**STUDY MATERIAL:**
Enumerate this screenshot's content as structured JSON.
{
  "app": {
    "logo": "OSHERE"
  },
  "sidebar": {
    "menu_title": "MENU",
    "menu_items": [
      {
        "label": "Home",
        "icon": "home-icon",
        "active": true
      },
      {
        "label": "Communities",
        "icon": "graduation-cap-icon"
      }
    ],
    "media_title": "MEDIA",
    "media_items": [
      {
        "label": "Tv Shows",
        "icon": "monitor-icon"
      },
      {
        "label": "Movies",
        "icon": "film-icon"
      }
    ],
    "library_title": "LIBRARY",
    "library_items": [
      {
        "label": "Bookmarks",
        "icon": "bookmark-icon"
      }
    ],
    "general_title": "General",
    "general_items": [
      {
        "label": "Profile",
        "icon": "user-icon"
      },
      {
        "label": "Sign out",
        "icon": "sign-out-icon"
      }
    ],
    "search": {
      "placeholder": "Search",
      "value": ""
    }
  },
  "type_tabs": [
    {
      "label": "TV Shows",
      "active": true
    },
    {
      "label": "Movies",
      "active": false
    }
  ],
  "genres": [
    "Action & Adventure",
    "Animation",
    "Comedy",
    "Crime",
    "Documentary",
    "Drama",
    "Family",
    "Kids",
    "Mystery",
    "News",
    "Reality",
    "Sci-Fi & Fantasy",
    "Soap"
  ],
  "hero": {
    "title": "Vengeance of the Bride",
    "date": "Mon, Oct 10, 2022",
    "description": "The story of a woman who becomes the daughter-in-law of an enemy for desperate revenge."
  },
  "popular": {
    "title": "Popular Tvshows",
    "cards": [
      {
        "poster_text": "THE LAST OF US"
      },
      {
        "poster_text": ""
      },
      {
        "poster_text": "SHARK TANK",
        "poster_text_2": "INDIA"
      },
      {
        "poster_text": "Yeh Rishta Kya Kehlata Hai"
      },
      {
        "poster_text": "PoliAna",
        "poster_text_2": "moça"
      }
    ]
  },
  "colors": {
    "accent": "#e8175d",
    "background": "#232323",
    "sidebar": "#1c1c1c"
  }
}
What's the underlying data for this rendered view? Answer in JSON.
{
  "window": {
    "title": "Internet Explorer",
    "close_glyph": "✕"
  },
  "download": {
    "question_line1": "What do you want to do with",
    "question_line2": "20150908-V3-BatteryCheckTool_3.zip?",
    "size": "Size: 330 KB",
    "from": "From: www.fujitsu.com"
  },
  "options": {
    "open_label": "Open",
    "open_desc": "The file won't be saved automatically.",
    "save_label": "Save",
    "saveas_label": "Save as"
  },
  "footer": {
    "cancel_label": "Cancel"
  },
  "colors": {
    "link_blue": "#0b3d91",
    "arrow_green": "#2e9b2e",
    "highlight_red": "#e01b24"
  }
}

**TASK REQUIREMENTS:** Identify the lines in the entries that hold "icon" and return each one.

**SOLUTION FOR THIS PROBLEM:**
        "icon": "home-icon",
        "icon": "graduation-cap-icon"
        "icon": "monitor-icon"
        "icon": "film-icon"
        "icon": "bookmark-icon"
        "icon": "user-icon"
        "icon": "sign-out-icon"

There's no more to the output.